Royal Short, Archbold High School principal, said the high school and Northwest State Community College are working together to provide students an opportunity to earn high school and college credit at AHS.
Currently, AHS students can attend classes at NSCC through the PSEO, or postsecondary enrollment option program. However, PSEO students must attend classes on the Northwest State campus.
Many leave school during the day to travel to the community college.
Speaking to the Archbold Area School Board at its Monday, Oct. 22 meeting, Short said the new program would allow students to earn NSCC credit, without having to leave campus.
He said there are students who don’t want to leave the high school environment, but want the opportunity to earn college credits.
The first class being developed is Composition 1, a first college writing class. Short said Comp 1 was chosen because almost every major requires the basic writing class.
Three AHS teachers are designing the course, he said.
By next semester, they should be ready to offer the course on a pilot basis.
By working with NSCC, there will be no cost to the school district, but students may have to pay a small fee.
Other classes that could be taught on a dual-enrollment basis include Accounting 1 and Computer-Aided Design, or CAD.
The program is a win for the school district and the college, he said.
He said school officials involved in similar programs advised that AHS should not restrict itself to working with one college or university.
Ben Gericke, a seventhgrade science teacher at Archbold Middle School, and Eli Miller, one of his students, gave a presentation on the use of small “netbook” computers in the classroom.
Gericke told board members he has 25 of the small computers in his classroom, which students may check out during the day but not take home.
Miller said students work in class on the machines four out of five days per week.
Students work on assignments and projects, uploading projects to the Internet using a web-based service called Moodle. Other students, teachers, and parents can view student projects over the Internet.
For example, students were asked to write an answer to the question, “Does air have weight?”
Gericke reviewed the answers. If they answer the question correctly, they can move on to the next topic. If not, he works out a lesson plan to illustrate the point.
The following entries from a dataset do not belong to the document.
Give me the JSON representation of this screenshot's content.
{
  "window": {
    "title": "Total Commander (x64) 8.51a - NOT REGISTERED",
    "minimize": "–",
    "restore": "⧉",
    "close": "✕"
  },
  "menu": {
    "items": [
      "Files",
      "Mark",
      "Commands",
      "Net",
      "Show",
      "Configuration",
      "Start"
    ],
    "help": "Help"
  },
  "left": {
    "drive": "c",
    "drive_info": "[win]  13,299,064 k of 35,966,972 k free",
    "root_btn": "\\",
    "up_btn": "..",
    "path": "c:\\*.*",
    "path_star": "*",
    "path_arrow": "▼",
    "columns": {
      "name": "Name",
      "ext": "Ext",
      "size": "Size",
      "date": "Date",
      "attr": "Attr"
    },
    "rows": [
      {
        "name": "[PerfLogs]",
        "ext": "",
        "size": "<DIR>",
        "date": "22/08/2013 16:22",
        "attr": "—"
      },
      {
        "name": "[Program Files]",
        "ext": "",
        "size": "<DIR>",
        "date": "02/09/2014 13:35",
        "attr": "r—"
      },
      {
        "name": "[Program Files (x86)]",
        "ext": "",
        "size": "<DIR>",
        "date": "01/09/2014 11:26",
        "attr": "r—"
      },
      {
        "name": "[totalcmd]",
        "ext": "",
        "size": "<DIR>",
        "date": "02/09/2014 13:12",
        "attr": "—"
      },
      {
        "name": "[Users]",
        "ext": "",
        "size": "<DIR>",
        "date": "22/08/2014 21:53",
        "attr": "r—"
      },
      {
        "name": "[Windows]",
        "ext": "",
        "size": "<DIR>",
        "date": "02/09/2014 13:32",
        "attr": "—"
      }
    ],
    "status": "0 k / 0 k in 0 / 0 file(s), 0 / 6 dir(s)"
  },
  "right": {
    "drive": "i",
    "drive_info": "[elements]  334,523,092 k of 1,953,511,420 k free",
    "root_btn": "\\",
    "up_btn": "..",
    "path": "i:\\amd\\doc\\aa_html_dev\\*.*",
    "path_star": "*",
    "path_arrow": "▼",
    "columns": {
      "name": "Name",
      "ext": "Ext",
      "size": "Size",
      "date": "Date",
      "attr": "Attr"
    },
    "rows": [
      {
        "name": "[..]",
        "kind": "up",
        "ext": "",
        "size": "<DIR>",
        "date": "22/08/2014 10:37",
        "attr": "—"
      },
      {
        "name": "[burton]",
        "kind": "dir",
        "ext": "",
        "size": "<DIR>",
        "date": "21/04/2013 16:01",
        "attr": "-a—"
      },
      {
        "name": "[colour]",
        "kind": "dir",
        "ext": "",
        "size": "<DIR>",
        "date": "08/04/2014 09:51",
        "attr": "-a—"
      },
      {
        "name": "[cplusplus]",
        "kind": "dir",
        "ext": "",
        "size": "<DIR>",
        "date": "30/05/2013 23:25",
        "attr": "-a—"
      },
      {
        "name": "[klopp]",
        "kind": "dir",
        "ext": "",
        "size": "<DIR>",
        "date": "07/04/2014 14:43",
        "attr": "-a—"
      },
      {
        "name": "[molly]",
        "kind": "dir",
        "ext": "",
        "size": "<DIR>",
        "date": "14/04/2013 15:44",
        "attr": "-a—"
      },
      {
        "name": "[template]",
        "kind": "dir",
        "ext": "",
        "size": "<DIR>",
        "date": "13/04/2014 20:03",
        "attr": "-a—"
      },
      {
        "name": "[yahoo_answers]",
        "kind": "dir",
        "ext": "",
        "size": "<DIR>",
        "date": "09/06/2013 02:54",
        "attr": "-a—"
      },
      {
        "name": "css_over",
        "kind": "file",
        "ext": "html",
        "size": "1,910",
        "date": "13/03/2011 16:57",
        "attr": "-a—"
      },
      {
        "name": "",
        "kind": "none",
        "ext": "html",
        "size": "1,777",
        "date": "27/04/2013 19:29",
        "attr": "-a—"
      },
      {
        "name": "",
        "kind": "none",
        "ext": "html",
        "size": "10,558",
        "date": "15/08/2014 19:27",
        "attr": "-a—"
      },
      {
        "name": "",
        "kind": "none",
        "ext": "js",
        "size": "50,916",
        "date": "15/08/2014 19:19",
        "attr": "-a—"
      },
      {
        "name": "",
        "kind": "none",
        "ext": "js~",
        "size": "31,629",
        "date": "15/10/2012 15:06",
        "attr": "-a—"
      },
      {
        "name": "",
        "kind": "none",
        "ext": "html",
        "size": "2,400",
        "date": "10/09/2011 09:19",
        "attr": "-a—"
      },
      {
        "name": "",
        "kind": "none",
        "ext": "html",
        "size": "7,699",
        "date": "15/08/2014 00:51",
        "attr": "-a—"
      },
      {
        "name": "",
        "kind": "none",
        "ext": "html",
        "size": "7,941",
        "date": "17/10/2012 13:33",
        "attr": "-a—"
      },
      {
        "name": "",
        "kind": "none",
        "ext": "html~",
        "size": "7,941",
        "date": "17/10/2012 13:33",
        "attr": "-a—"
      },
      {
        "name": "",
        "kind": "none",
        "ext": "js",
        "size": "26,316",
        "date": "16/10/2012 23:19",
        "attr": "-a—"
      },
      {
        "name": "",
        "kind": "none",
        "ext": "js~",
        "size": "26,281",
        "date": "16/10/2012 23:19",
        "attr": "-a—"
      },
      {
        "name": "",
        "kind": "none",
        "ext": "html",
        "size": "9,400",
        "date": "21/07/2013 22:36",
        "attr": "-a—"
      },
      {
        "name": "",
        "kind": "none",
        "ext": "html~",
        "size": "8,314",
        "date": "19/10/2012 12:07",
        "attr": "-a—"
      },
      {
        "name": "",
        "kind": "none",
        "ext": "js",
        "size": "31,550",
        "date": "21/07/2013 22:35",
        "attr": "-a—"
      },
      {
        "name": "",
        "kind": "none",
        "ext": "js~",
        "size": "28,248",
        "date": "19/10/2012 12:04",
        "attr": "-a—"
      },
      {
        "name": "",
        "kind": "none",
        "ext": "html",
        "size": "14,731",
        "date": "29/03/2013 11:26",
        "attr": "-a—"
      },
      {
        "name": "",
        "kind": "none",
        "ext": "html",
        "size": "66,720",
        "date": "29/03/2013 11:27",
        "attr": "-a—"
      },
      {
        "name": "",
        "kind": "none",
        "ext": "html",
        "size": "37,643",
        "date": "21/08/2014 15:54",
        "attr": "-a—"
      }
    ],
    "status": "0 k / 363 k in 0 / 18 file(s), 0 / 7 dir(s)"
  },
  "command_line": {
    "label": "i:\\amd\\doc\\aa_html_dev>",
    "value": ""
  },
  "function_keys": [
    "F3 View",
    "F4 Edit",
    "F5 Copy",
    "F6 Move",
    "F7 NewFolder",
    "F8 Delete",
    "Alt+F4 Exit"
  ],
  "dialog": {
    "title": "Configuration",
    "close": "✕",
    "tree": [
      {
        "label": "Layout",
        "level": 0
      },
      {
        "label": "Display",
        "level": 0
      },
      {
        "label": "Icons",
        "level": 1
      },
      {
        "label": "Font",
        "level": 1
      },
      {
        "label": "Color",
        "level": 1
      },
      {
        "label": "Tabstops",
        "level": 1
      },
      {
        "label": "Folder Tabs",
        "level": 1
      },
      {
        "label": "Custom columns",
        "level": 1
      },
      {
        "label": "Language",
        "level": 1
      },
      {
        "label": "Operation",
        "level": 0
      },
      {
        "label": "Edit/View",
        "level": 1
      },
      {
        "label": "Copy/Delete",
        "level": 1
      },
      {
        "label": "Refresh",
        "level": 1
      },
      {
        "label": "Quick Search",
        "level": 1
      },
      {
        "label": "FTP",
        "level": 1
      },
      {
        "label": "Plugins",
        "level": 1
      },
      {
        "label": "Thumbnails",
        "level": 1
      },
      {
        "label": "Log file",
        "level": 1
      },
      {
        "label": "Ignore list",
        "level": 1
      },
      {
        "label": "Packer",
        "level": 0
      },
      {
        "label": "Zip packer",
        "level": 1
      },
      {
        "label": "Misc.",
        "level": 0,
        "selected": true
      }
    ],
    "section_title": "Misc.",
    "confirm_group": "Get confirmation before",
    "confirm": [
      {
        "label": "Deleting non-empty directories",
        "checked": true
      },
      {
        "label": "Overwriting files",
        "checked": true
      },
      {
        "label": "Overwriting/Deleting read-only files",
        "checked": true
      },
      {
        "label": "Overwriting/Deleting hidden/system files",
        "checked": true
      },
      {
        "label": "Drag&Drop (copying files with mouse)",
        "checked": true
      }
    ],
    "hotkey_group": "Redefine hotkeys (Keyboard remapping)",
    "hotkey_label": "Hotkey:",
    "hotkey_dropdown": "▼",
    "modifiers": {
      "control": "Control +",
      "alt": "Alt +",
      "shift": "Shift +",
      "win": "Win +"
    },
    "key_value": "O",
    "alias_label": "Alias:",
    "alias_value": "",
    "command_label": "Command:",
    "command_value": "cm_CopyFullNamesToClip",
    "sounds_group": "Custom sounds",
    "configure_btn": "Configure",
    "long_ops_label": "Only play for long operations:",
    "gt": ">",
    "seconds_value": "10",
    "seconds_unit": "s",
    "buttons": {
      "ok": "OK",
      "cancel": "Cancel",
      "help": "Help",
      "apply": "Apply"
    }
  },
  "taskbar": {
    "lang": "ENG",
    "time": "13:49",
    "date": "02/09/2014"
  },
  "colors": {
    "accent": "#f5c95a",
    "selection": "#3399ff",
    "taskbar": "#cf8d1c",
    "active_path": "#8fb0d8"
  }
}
“It’s a good gauge of what they did and did not know,” he said.
Brent Gnagey, district technology director, said the philosophy at the middle school is to use the best tool for the grade level.
“Moodle works well for the seventh-eighth grade level. It’s matching the right tool at the right time,” Gnagey said.
He now has 210 of the small computers, “but two of them are sick.”
Michelle Bagrowski, district curriculum director, said there are 51 students enrolled in Archbold R.O.C.K.S., which is now in its sixth week.
R.O.C.K.S. stands for Recreation, Opportunity, Community, Knowledge, and Success.
It’s a before- and afterschool program offered to students.
At the program’s first family night, 73 people were in attendance.
Students have built kites from scratch, and are learning to play chess. Soon, they will begin working with robotics.
“It’s going well,” Bagrowski said. “It’s nice to see the kids come in.”